It’s the New Year, which for many of us means resolving to eat better, work out more, and save more money. But we might consider adding to this list the resolution to protect our hearing.
In 2016, we read an abundance of reports regarding the escalating epidemic of hearing loss. The World Health Organization has alerted us that billions of individuals are at risk from direct exposure to loud noise volumes at work, at home, and at play.
We also found out that even teens are at risk, as the rate of hearing loss in teens is 30 percent higher than it was in the 1990s.
The truth is that our hearing can be harmed at work, while attending concerts, and even at home via the use of earbuds and headphones played at elevated volumes.
For 2017, let’s all get started on the right track by making some simple resolutions to protect and conserve our hearing health.
1. Know how loud is too loud
First of all, how can you know how loud is too loud, and how can you know when your hearing is at risk?
To start with, sound is measured in units called decibels. As the decibel level rises, the intensity level of the sound increases along with the risk of hearing damage.
Here’s a list of sounds with their corresponding decibel levels. Bear in mind that any sound above 85 decibels can potentially damage your hearing with continued exposure.
- Whisper in a tranquil library – 30 decibels (dB)
- Normal conversation – 60 dB
- City traffic – 85 dB
- Jackhammer at 50 feet – 95 dB
- Motorcycle – 100 dB
- Music player at maximum volume – 100+ dB
- Power saw at three feet – 110 dB
- Loud rock concert – 115 dB
- 12-Gauge Shotgun Blast – 165 dB
Keep in mind that with the decibel scale, a 10 dB increase is perceived by the human ear as being twice as loud. This means that a rock concert at 110 dB is 32 times louder than a normal conversation at 60 dB.
2. Protect your ears
Hearing damage is dependent on three factors: 1) the volume or intensity of the sound, 2) the amount of time subjected to the sound, and 3) the distance between your ears and the sound source.
That means, generally speaking, there are three ways you can guard against hearing damage from exposure to loud noise:
- Limit the volume with the use of earplugs (or by lowering the volume on an mp3 player).
- Limit the time of exposure to the noise either by avoiding it or by taking rest breaks.
- Increase the distance from the sound source as much as possible (for example, not standing directly in front of the speakers during a rock concert).
Here are some other tips to protect your hearing:
- Apply the 60/60 rule when listening to music on a handheld device—listen for no more than 60 minutes at 60 percent of the max volume.
- Consult your employer about its hearing protection programs if you work in an at-risk profession.

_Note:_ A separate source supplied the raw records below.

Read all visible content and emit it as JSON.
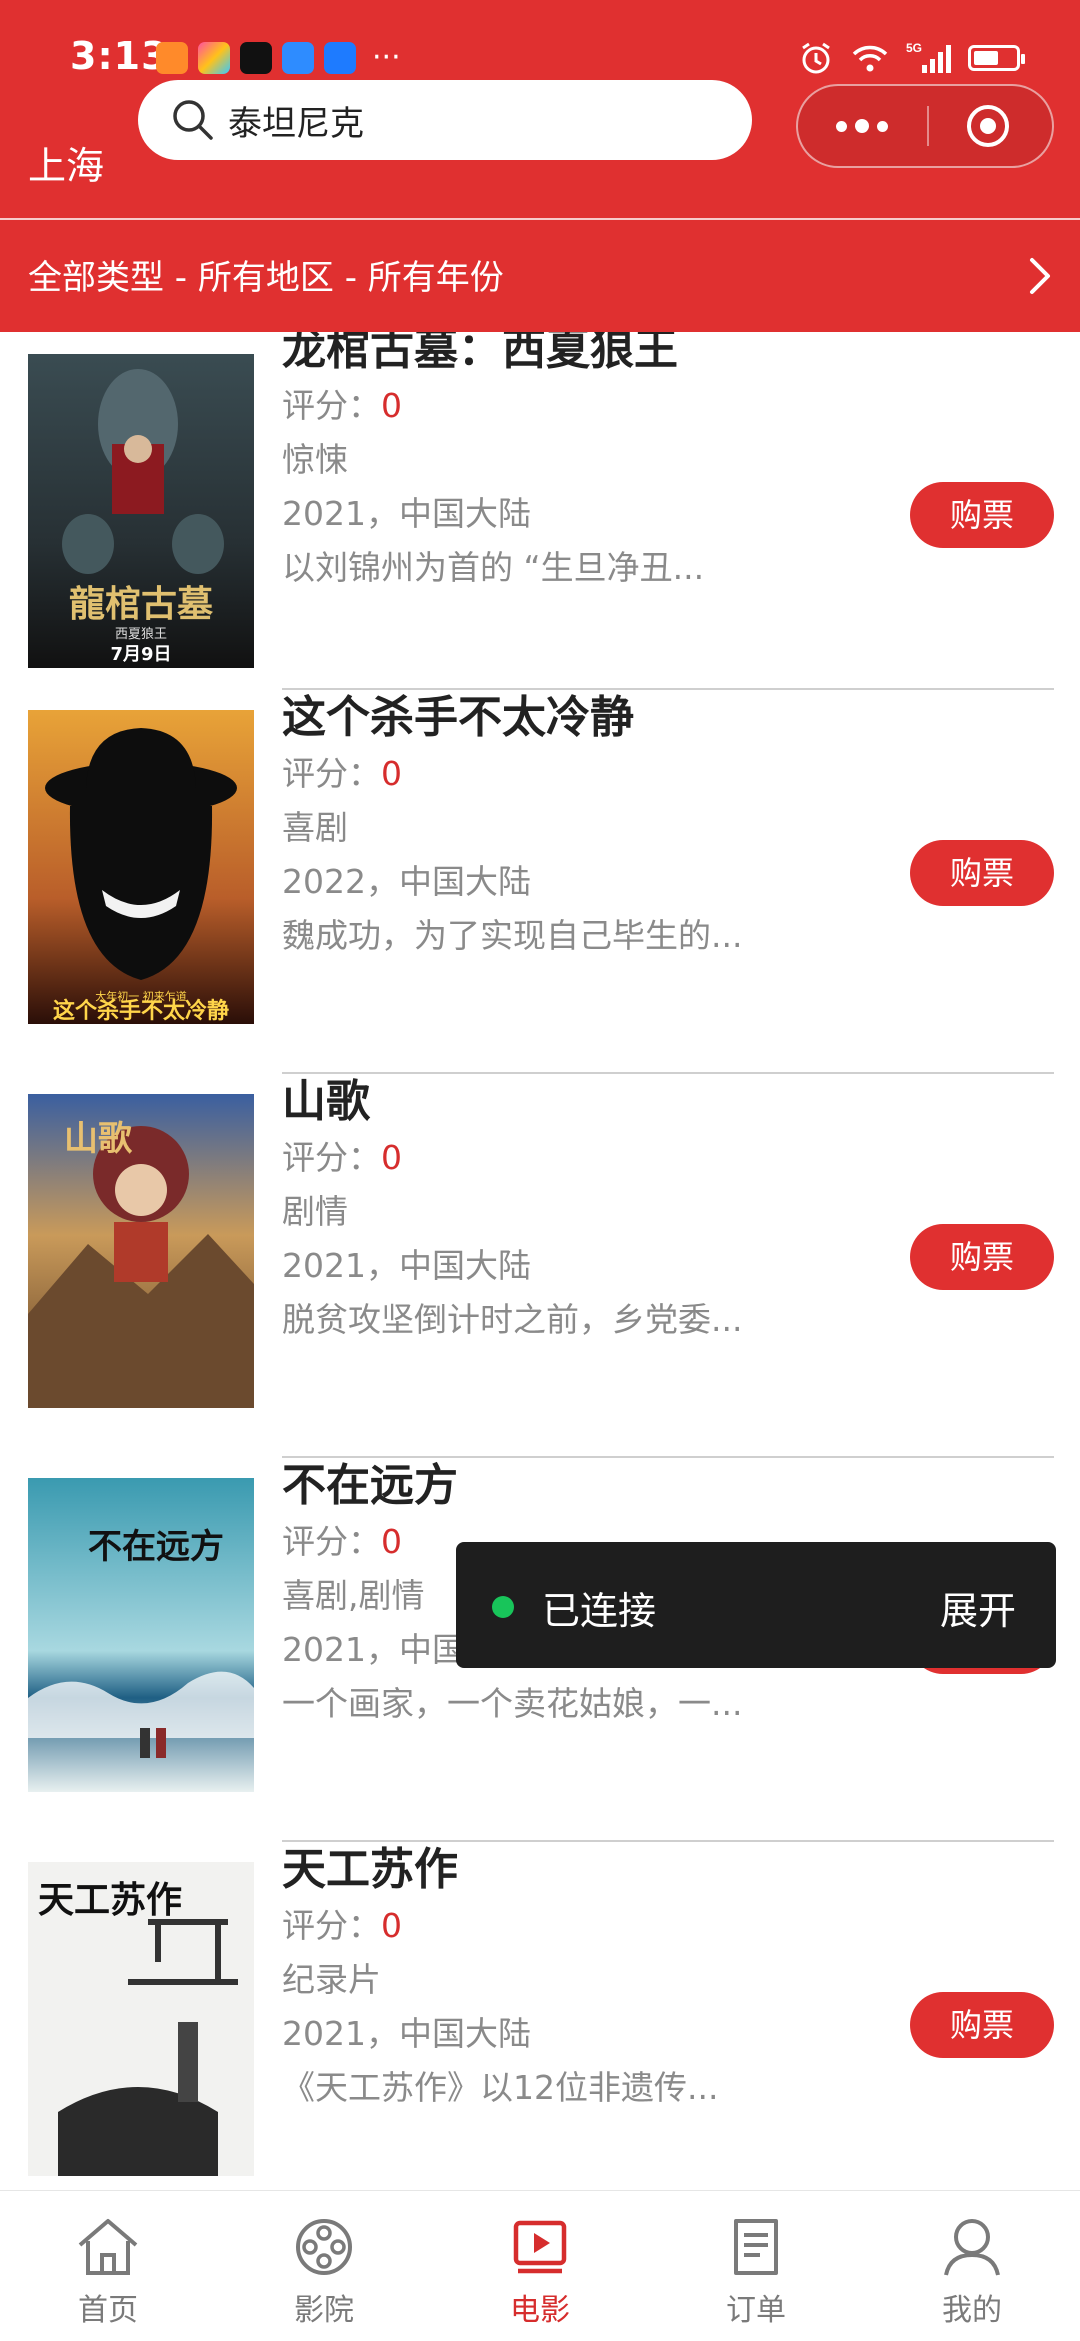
{
  "status_bar": {
    "time": "3:13",
    "more": "···",
    "network": "5G"
  },
  "header": {
    "city": "上海",
    "search_text": "泰坦尼克"
  },
  "filter": {
    "label": "全部类型 - 所有地区 - 所有年份"
  },
  "movies": [
    {
      "title": "龙棺古墓：西夏狼王",
      "score_label": "评分：",
      "score": "0",
      "genre": "惊悚",
      "year_region": "2021，中国大陆",
      "summary": "以刘锦州为首的 “生旦净丑...",
      "buy_label": "购票",
      "poster_text": "龍棺古墓",
      "poster_sub": "西夏狼王",
      "poster_date": "7月9日"
    },
    {
      "title": "这个杀手不太冷静",
      "score_label": "评分：",
      "score": "0",
      "genre": "喜剧",
      "year_region": "2022，中国大陆",
      "summary": "魏成功，为了实现自己毕生的...",
      "buy_label": "购票",
      "poster_text": "这个杀手不太冷静",
      "poster_sub": "大年初一 初来乍道"
    },
    {
      "title": "山歌",
      "score_label": "评分：",
      "score": "0",
      "genre": "剧情",
      "year_region": "2021，中国大陆",
      "summary": "脱贫攻坚倒计时之前，乡党委...",
      "buy_label": "购票",
      "poster_text": "山歌"
    },
    {
      "title": "不在远方",
      "score_label": "评分：",
      "score": "0",
      "genre": "喜剧,剧情",
      "year_region": "2021，中国大陆",
      "summary": "一个画家，一个卖花姑娘，一...",
      "buy_label": "购票",
      "poster_text": "不在远方"
    },
    {
      "title": "天工苏作",
      "score_label": "评分：",
      "score": "0",
      "genre": "纪录片",
      "year_region": "2021，中国大陆",
      "summary": "《天工苏作》以12位非遗传...",
      "buy_label": "购票",
      "poster_text": "天工苏作"
    }
  ],
  "toast": {
    "status": "已连接",
    "action": "展开"
  },
  "tabbar": {
    "items": [
      {
        "label": "首页",
        "icon": "home-icon"
      },
      {
        "label": "影院",
        "icon": "film-reel-icon"
      },
      {
        "label": "电影",
        "icon": "play-icon",
        "active": true
      },
      {
        "label": "订单",
        "icon": "order-icon"
      },
      {
        "label": "我的",
        "icon": "user-icon"
      }
    ]
  },
  "colors": {
    "brand_red": "#e03030",
    "score_red": "#d62d2d",
    "connected_green": "#18c55a"
  }
}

- Wear hearing protection at loud venues and during loud activities. Budget friendly foam earplugs are obtainable at your local pharmacy, and customized earplugs are available from your local hearing professional.
- Purchase noise-cancelling headphones. These headphones block external sound so you can listen to the music at lower volumes.
- Purchase musicians plugs, a special kind of earplug that reduces volume without producing the dull sound of foam earplugs.
3. Know the signs and symptoms of hearing loss
Hearing loss occurs when the nerve cells of the inner ear are damaged. The following are some of the signs of hearing damage to look for immediately after exposure to loud sounds:
- Ringing in the ears, which is stands for tinnitus.
- The sensation of “fullness” in your ears.
- Difficulty understanding speech, where everything sounds muffled.
Those are some of the signs of hearing damage directly after exposure. Here are the signs of long-term hearing loss:
- Asking others to repeat themselves often, or frequently misinterpretation what people are saying.
- Having trouble following conversations and making fine distinctions between similar sounding words.
- Turning the television or radio volume up to the point where others notice.
- Thinking that other people are constantly mumbling.
- Having trouble hearing on the phone.
Typically, your friends or family members will be the first to observe your hearing loss. It’s easy to brush this off, but in our experience, if someone is told they have hearing loss by a family member, chances are good that they do.
4. Get your hearing tested
Finally, it’s vital to get a hearing test, for two reasons. One, if your hearing is normal, you can not only inform others that your hearing is fine, you’ll also establish a baseline to assess future hearing tests.
Second, if the hearing test does show hearing loss, you can work together with your hearing care professional to choose the appropriate hearing plan, which usually includes hearing aids. And with today’s technology, you can recover your hearing and enhance almost every aspect of your life.